> [WHAT TO DO]: Every record below is to be retyped exactly, with the pictures left out.

(Collected data entries)
_ _ _

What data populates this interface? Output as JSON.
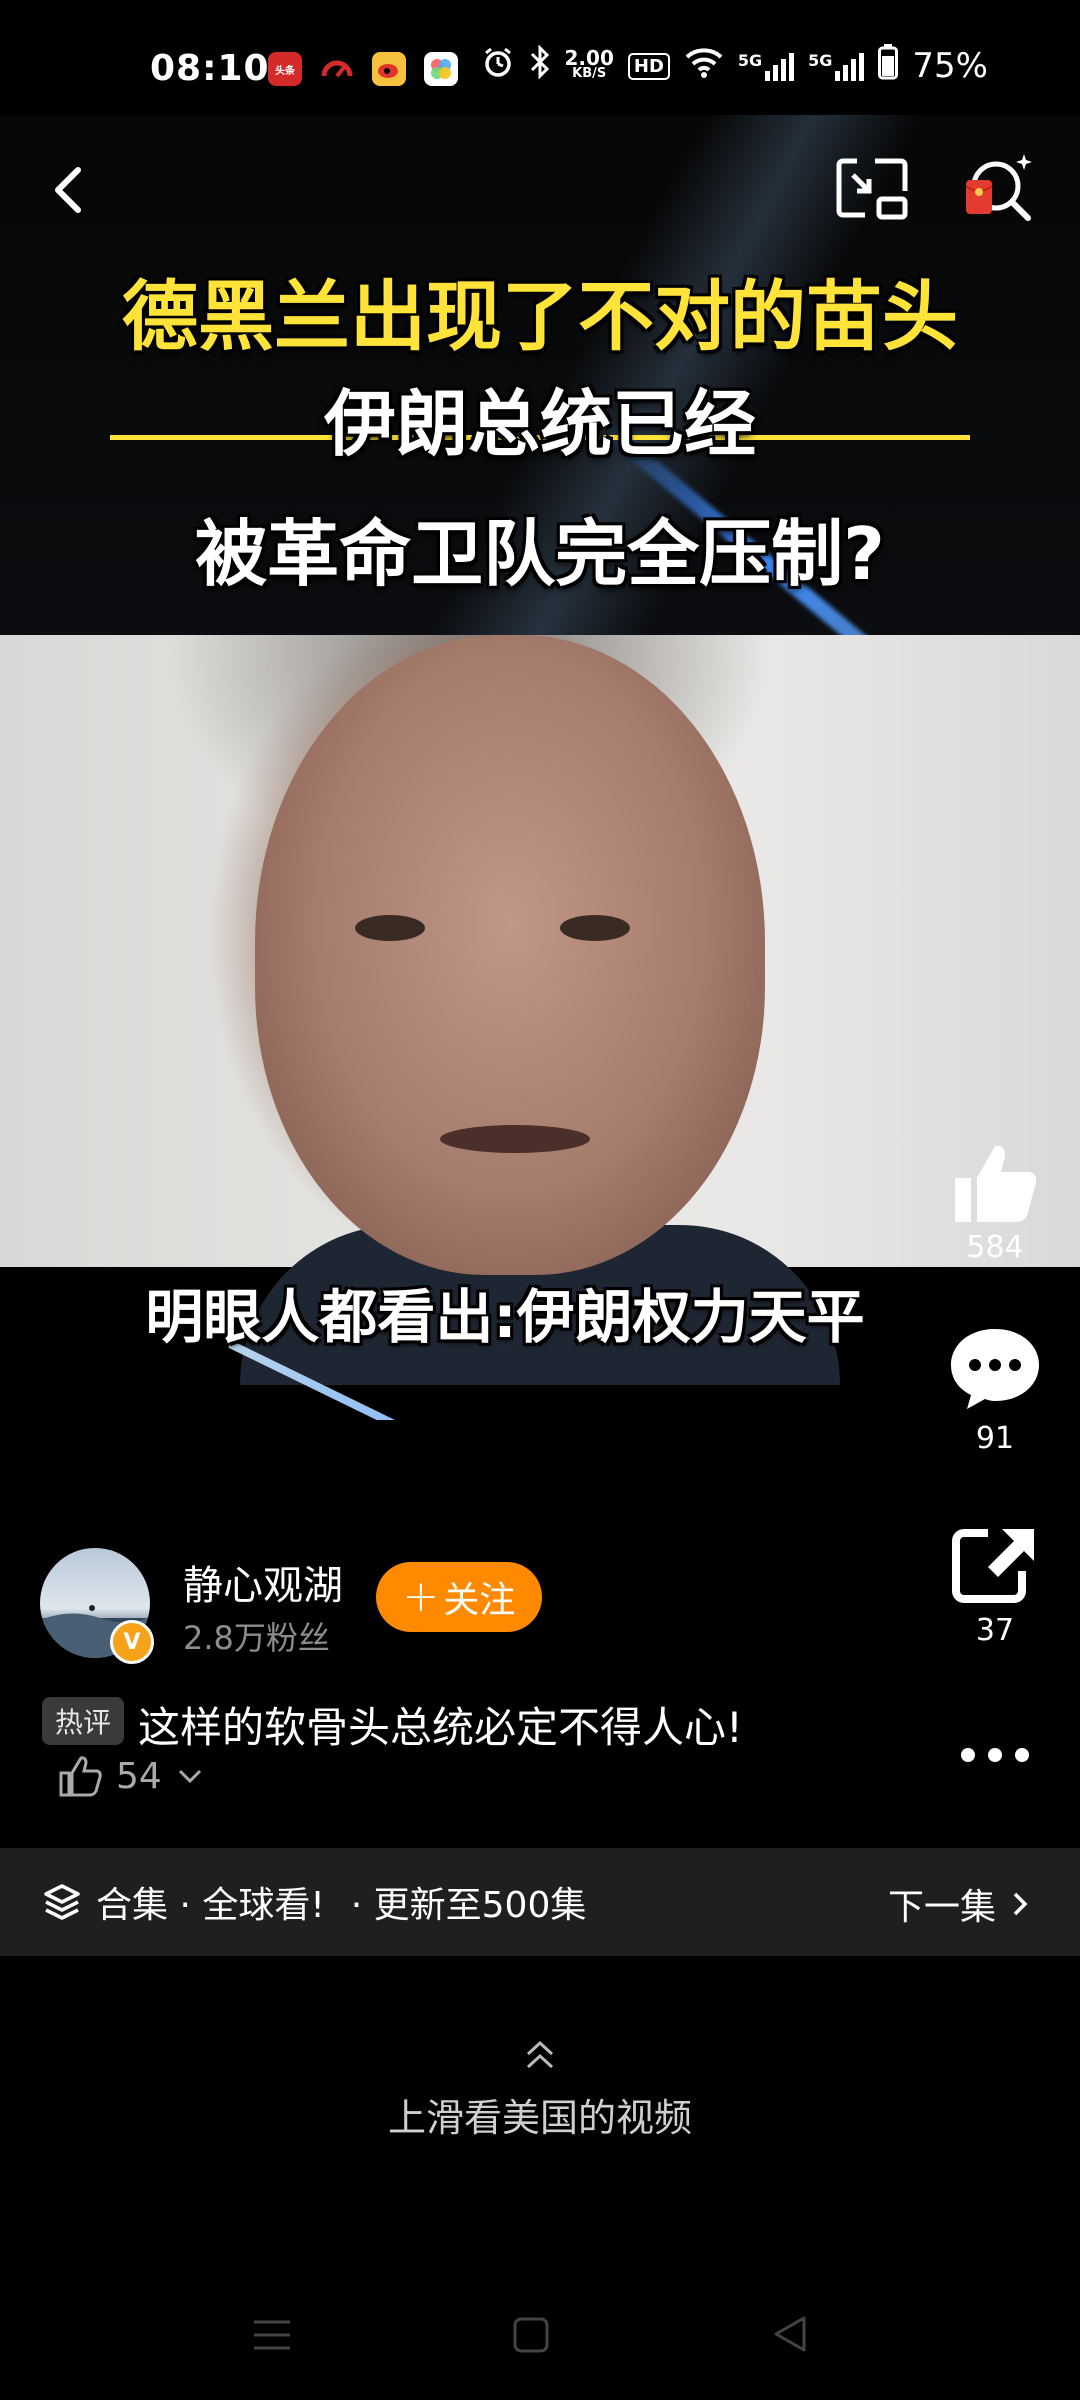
{
  "status_bar": {
    "time": "08:10",
    "app_icons": [
      "toutiao-icon",
      "speed-icon",
      "weibo-icon",
      "photos-icon"
    ],
    "toutiao_label": "头条",
    "net_speed_value": "2.00",
    "net_speed_unit": "KB/S",
    "hd_label": "HD",
    "signal_5g_1": "5G",
    "signal_5g_2": "5G",
    "battery": "75%"
  },
  "video": {
    "title_line_1": "德黑兰出现了不对的苗头",
    "title_line_2": "伊朗总统已经",
    "title_line_3": "被革命卫队完全压制?",
    "subtitle": "明眼人都看出:伊朗权力天平",
    "title_color": "#ffe338"
  },
  "actions": {
    "like_count": "584",
    "comment_count": "91",
    "share_count": "37"
  },
  "author": {
    "name": "静心观湖",
    "fans": "2.8万粉丝",
    "follow_label": "关注",
    "verified_mark": "V"
  },
  "hot_comment": {
    "tag": "热评",
    "text": "这样的软骨头总统必定不得人心!",
    "likes": "54"
  },
  "collection": {
    "title": "合集 · 全球看!",
    "update": "· 更新至500集",
    "next_label": "下一集"
  },
  "swipe_hint": "上滑看美国的视频",
  "colors": {
    "accent": "#ff8a00",
    "verified": "#f7a21b",
    "background": "#000000",
    "collection_bg": "#1f1f1f"
  }
}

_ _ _

> [TASK OUTPUT]:
What data populates this interface? Output as JSON.
{
  "status_bar": {
    "time": "08:10",
    "app_icons": [
      "toutiao-icon",
      "speed-icon",
      "weibo-icon",
      "photos-icon"
    ],
    "toutiao_label": "头条",
    "net_speed_value": "2.00",
    "net_speed_unit": "KB/S",
    "hd_label": "HD",
    "signal_5g_1": "5G",
    "signal_5g_2": "5G",
    "battery": "75%"
  },
  "video": {
    "title_line_1": "德黑兰出现了不对的苗头",
    "title_line_2": "伊朗总统已经",
    "title_line_3": "被革命卫队完全压制?",
    "subtitle": "明眼人都看出:伊朗权力天平",
    "title_color": "#ffe338"
  },
  "actions": {
    "like_count": "584",
    "comment_count": "91",
    "share_count": "37"
  },
  "author": {
    "name": "静心观湖",
    "fans": "2.8万粉丝",
    "follow_label": "关注",
    "verified_mark": "V"
  },
  "hot_comment": {
    "tag": "热评",
    "text": "这样的软骨头总统必定不得人心!",
    "likes": "54"
  },
  "collection": {
    "title": "合集 · 全球看!",
    "update": "· 更新至500集",
    "next_label": "下一集"
  },
  "swipe_hint": "上滑看美国的视频",
  "colors": {
    "accent": "#ff8a00",
    "verified": "#f7a21b",
    "background": "#000000",
    "collection_bg": "#1f1f1f"
  }
}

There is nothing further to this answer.